My expectations at EoF were to meet smart and inspiring minds from all over the world and share more ideas on how to transform the economy. And it happened, from the beginning of the conference to the last session, therefore, my expectations were indeed met. I managed to interact with other young economists with different backgrounds and life experiences and engaged in interesting discussions on how to adopt a stakeholder economy. I was incredibly lucky to be part of the EoF, and I am sure those friendships will last a lifetime. In general, I dream of a new economy that promotes happiness in the world. Today millions of people are affected by job losses, diseases, inequality, carbon emissions, and war. The world of economics can promote happiness by pursuing straightforward policy goals that emphasize the need for equality, protection of biodiversity, democracy, peace, and sustainable businesses.
EoF is not only about financial metrics, it focuses on the well-being of people in society. Unfortunately, the current economic model values profit, wealth, and expansion above everything else. This has led to an increased gap between the rich and poor and the destruction of our environment. Despite the horrific side effects, capitalist economies continue to expand. There is an urgency to transform the world in a way that allows human beings to flourish. Young people can help push the EoF agenda using tools like social media to raise awareness, and activism and also push for the right policies. In addition, they can be part of the practical solutions, for example making sustainable consumer choices and also pursuing professional paths that seek to achieve sustainability. Every young person who desires an equitable world should join the EoF and help advance the agenda.
Pay by bank transfer
If you wish to make a donation by direct bank transfer please contact Fr Paul Hamill SJ email@example.com. Fr Paul will get in touch with you about the best method of transfer for you and share account details with you. Donations can be one-off gifts or of any frequency; for example, you might wish to become a regular monthly donor of small amounts; that sort of reliable income can allow for very welcome forward planning in the development of the Society’s works in Africa and Madagascar.

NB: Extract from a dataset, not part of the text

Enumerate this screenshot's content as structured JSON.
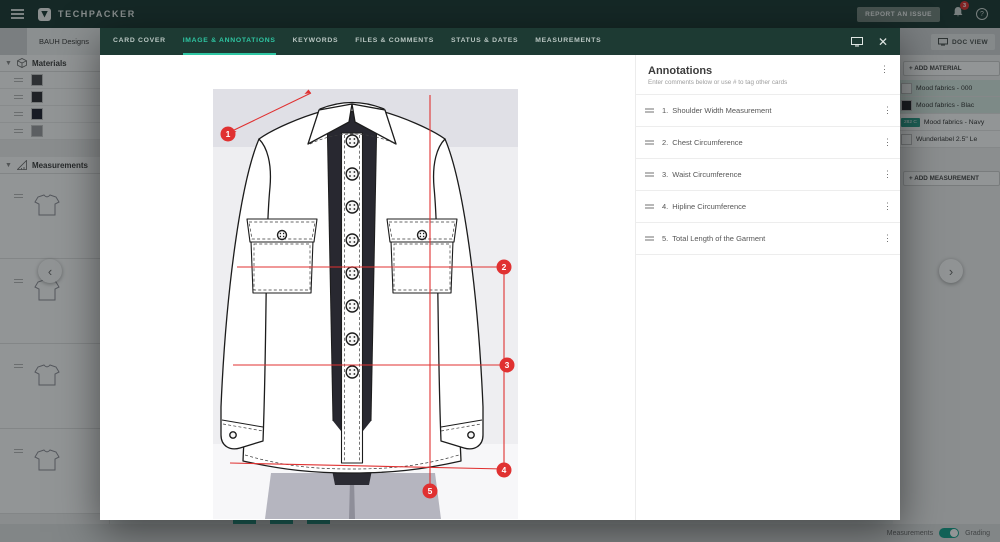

Often it is easier to send a donation to an office within your own country and Fr Paul can advise on how that might be done. In some countries this kind of giving can also be recognised for tax relief and the necessary receipts will be issued.